The enjoyment I derive from going to an art exhibition, especially of abstract works, is the process of interpretation. Trying to make sense of the patterns, colours, lines, and brush strokes is like feeding on a sort of cerebral feast. I keep discovering ideas and meanings as I interpret them. But, I also often wonder whether I might have got them all wrong. Therefore, it was a perfect opportunity when an exhibition near where I lived would be attended personally by the artist: I could ask her how to interpret and enjoy them.
At the Art Hall, the usher pointed at the direction of Jackie Lee, the artist, but I was distracted. I was more preoccupied with seeing her works. They were eclectic choices. I admired her depictions of tango music in paintings and was particularly curious about the interpretations of local sights. Why did she paint them in such lights? What did she want to capture? What did she want to tell? I was also particularly fond of the painting of a rose with an effect of gold gilding, but what struck a chord with me were the abstract works. And, that was when I approached the unassuming lady. My encounter with her would prove to be quite the revelation.
Rose: The Rose gives her a sense of comfort, and Jackie Lee’s fondness of a special copper-toned gold pigment is evident in the gold gilding on the petals. This particular pigment can only be ordered from the United States, where she spent a large part honing her skills and where she developed a special attachment. To me, it evokes the opulent oriental rose of Portrait of A Lady (Frédéric Malle, 2010).
Skyline of Hong Kong: The colourful skyline of Hong Kong at night as seen through Jackie Lee’s eyes. Although she had lived in Hong Kong for a long time, that particular night when the skyline seemed to have been imbued with bizarre colours, the likes of which she had never seen or thought of before, inspired her to capture them.

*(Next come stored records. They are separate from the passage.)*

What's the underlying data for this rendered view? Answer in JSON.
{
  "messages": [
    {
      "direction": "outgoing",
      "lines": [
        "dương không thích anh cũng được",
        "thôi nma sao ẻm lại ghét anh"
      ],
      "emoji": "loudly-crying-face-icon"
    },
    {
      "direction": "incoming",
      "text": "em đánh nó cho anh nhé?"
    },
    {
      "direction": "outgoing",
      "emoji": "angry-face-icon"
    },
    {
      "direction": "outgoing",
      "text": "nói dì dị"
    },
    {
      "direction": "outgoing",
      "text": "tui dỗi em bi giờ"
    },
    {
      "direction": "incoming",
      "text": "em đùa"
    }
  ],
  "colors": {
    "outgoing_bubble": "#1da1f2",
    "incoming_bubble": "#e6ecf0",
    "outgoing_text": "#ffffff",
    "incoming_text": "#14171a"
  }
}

As I noticed the use of lines reminiscent of many works by Joan Miró, I asked her whether she had a particular influence or style. The answer was yes and no: ‘As much as I try to develop my own style, I also do not wish to limit myself to a single style’. This was also the reason why she did not want to work for galleries. She believed that confining herself to a house style would limit her breadth of options, of what she could do.
This freedom of expression, moreover, accounted for her love of abstraction. According to Jackie Lee, there were no rules in abstraction, and ‘you make the painting yours’. The artist created an abstract as the embodiment of his emotions for himself, but he made no impositions or provisions for the audience. Thus, one could interpret the abstract piece however one liked. ‘It is my secret, but it is also yours,’ as Jackie put it. To enjoy an abstract was not to know the story behind it, but to think and interpret it for oneself, to make it your own.
As a case in point, I was very struck by the piece above such that I forgot to jot down the title of it. It felt like a vantage point of one with a chaotic state of mind gazing through the window at the vibrant city in the backdrop at night. In retrospect, that sounds very much like me trying to find my way in the hustle and bustle of this city. It is a bit unsettling and, perhaps, threatening to discover that this piece has unravelled a turmoil within, but I also accept it for what this piece and my experience have evoked for me. It might be something else for Jackie, but the abstract gives me the freedom to explore and assign my interpretation to it, unencumbered by any object forms or preconceived notions. And, its given title no longer matters.
When I think about it, I have been enjoying this allure of abstracts all along. The process of ‘making an abstract art work mine’ makes for such a quiet, yet intensely engaging activity. What the lines mean, what the textures and patterns do, what the colours are doing…Then, there are the questions of feelings: visceral, instinctive, cerebral, dark, emotional, light, vibrant, or peaceful. The formal qualities are explored in abstraction, but it is up to the thinking, reflection, and personal experiences that render abstracts meaningful. Though crafted and exhibited to many, abstract works interestingly remain personal, intimate, and unique to each of us. That is the very attraction of abstracts.
Hence, to enjoy an abstract piece, one simply immerses oneself in it. For me, I would approach it the only way I know, the only way I did with music: unburdened by any rules whatsoever. Be it Italian, French, or German opera, I let them evoke any feelings or emotions freely. So, I would make whatever I wish of the lines, patterns, textures, and colours, and enjoy the personal discoveries the piece gives to me.